"But when it became legal, she had no problem with me smoking it," says Elfstrom. "She doesn't like me to smoke it in the house, but she does let me smoke it at her house-I go out in the garage. And that's a big deal for a 73-year-old woman who was dead set against it."

News intern Robert Hamrick contributed reporting for this article.

According to the National Organization for the Reform of Marijuana Laws, marijuana was Oregon's fourth-biggest cash crop in 1997, below hazelnuts, hay and wheat, and above potatoes and pears.

The other states with medical-marijuana laws are Alaska, Arizona, California, Colorado, Hawaii, Maine, Montana, Nevada, Washington and Vermont.

A recent federal Department of Justice study says the organized-crime groups who are increasingly trafficking in pot are "primarily interested in profits.
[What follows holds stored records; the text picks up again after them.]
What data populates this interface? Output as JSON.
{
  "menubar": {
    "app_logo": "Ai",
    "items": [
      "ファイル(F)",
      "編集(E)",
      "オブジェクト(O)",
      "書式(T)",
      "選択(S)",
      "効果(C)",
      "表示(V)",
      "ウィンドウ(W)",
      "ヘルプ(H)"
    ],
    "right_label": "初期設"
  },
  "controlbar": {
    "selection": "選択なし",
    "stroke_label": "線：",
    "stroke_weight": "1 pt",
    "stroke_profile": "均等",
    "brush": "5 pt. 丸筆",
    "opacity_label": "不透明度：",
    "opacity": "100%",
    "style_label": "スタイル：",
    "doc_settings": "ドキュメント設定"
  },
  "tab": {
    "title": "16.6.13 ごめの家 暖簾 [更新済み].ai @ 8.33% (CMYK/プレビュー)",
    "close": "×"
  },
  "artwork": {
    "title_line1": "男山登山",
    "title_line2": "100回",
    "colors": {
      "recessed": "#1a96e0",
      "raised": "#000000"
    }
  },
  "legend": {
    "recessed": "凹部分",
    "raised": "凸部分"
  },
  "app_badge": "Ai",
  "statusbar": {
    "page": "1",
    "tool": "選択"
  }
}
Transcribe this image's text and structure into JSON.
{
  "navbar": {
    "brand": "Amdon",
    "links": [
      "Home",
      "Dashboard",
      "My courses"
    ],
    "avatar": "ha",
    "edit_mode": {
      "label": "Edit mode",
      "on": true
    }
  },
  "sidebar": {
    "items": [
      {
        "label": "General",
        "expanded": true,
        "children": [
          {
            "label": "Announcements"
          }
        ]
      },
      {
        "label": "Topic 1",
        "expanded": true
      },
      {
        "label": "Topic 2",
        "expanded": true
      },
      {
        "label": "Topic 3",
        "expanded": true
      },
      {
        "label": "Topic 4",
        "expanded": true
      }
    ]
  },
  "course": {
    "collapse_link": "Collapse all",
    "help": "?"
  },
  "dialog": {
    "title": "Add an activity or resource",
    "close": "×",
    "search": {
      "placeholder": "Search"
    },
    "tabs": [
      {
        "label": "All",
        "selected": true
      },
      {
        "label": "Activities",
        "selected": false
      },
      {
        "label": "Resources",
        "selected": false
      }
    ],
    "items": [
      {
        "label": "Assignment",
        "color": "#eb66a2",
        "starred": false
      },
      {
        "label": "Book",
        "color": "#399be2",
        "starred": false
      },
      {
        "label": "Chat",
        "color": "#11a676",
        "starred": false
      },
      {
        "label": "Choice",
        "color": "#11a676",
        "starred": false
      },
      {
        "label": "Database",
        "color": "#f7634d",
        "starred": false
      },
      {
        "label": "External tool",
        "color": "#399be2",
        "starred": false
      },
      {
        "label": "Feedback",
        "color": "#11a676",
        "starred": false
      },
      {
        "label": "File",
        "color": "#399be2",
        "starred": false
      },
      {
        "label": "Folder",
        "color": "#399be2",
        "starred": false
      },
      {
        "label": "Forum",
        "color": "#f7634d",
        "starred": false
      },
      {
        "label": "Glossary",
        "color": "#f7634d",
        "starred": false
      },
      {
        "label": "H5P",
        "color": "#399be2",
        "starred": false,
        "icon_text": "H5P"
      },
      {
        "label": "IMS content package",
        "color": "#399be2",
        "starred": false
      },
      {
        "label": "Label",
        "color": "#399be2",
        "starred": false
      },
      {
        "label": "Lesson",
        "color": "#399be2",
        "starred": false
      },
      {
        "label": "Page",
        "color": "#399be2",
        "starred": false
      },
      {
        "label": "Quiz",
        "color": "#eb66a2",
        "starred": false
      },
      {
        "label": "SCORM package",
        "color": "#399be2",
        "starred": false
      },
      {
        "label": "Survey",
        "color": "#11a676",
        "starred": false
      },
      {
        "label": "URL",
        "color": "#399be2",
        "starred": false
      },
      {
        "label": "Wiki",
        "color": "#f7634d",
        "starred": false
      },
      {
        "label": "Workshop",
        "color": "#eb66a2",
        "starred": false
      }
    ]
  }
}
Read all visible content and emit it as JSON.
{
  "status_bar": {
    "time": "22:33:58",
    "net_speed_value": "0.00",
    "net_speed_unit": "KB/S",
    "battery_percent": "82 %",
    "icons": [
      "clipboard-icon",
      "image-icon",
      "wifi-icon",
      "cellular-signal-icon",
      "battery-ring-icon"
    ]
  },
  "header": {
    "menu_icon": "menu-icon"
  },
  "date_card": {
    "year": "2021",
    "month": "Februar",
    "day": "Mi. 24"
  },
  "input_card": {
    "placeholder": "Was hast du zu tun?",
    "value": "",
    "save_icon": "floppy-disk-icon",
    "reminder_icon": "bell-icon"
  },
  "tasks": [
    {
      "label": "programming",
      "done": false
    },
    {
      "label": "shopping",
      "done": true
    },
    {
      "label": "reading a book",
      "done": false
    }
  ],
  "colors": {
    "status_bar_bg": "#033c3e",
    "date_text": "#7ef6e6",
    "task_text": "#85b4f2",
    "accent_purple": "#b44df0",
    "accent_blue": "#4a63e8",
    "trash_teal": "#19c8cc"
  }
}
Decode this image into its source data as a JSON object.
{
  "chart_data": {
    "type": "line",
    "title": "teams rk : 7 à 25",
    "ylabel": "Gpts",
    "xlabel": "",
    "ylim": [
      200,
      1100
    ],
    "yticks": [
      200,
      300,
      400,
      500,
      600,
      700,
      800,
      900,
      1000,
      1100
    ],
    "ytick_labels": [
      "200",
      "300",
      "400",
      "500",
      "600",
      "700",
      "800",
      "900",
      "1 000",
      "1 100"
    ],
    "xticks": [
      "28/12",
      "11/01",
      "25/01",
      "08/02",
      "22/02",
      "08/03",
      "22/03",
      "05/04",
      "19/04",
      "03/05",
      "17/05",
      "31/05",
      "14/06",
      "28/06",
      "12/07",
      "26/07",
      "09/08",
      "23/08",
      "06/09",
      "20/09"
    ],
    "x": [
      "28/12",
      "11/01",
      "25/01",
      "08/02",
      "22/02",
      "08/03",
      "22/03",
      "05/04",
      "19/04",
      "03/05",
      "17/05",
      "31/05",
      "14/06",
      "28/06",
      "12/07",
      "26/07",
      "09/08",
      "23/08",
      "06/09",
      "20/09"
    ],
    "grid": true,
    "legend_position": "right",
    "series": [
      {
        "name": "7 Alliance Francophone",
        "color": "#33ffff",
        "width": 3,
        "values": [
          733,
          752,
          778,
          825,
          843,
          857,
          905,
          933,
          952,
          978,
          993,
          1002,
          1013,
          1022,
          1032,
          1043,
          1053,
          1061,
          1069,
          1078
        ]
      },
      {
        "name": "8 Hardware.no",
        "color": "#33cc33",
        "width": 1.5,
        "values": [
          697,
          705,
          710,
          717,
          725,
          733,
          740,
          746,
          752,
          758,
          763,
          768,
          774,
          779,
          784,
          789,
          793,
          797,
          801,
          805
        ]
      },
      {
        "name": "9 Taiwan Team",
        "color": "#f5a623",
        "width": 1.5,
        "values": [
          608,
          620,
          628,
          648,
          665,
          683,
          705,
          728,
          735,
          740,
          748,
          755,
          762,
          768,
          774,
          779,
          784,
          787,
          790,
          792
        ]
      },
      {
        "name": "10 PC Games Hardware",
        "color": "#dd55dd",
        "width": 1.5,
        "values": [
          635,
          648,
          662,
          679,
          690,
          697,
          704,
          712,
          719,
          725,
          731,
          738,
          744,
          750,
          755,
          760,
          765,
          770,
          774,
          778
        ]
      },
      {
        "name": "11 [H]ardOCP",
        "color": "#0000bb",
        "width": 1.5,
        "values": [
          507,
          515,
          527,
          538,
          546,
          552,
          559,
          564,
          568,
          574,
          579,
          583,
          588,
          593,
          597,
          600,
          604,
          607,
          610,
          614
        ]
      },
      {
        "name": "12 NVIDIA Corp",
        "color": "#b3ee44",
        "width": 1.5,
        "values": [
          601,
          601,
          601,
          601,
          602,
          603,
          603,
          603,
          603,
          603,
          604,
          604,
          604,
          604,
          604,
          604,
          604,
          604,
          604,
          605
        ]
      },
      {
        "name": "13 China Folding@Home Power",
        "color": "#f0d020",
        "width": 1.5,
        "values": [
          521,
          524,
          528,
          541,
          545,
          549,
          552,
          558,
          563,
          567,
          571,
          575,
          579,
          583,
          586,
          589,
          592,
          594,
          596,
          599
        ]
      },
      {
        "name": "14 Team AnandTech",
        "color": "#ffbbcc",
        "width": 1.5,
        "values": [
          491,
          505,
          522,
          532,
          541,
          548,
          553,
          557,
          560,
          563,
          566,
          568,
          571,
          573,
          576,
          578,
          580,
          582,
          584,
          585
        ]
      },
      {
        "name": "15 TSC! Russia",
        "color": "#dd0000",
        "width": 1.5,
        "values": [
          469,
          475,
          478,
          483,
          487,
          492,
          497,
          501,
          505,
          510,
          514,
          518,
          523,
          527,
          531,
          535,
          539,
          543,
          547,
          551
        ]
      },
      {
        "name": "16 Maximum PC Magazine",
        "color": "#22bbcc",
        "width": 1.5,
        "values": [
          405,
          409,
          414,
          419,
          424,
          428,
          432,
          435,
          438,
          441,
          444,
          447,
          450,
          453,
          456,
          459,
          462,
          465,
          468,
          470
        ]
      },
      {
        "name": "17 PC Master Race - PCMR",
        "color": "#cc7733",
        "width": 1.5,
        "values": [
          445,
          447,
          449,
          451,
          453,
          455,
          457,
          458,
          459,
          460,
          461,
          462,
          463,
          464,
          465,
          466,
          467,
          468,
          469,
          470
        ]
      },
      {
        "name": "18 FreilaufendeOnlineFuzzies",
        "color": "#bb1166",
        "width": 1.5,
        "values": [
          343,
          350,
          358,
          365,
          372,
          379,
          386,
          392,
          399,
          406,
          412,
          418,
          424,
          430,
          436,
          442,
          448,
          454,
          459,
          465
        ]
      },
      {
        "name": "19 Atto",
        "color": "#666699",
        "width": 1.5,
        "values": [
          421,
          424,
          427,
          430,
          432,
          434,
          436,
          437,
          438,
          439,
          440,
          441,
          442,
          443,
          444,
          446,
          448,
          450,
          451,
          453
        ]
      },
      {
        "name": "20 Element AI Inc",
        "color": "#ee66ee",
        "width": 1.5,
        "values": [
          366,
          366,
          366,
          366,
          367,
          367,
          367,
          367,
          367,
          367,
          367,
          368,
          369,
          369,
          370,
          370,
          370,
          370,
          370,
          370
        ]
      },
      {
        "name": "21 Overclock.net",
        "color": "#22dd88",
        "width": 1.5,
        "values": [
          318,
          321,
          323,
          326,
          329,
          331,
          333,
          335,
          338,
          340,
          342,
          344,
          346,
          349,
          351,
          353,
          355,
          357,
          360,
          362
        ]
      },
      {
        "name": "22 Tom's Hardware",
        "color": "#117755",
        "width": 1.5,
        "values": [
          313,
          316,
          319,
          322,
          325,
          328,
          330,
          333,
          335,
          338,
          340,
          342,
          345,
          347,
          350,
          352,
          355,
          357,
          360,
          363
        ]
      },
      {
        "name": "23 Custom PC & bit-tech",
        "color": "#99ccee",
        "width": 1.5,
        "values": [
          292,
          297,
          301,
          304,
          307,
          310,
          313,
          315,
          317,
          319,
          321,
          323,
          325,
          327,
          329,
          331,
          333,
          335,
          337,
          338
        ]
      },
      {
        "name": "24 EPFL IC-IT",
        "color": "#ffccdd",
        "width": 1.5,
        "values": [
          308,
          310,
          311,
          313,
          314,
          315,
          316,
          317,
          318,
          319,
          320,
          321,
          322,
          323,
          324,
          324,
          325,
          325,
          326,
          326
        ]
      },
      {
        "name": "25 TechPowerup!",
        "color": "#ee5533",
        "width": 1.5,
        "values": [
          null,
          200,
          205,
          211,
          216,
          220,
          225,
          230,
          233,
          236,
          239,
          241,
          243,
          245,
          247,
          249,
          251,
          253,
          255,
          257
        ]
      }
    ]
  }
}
It is unlikely that they will invest the care required to mass-produce top quality marijuana."

A group of 500 economists, including prominent conservative Milton Friedman, issued a report two weeks ago essentially calling for the legalization of marijuana, saying it would save Americans $10 billion to $14 billion each year.

According to a 2004 DOJ report, a 1997 seizure by the Oregon State Police in Multnomah County accounts for the highest concentration of THC ever found in a sample analyzed by the federal government: 33.12 percent. The average THC level of pot in 2000 was 5 to 13 percent, according to the feds.

"The majority of marijuana available in Portland is cultivated in home-grow operations," says a 2005 report by the DEA.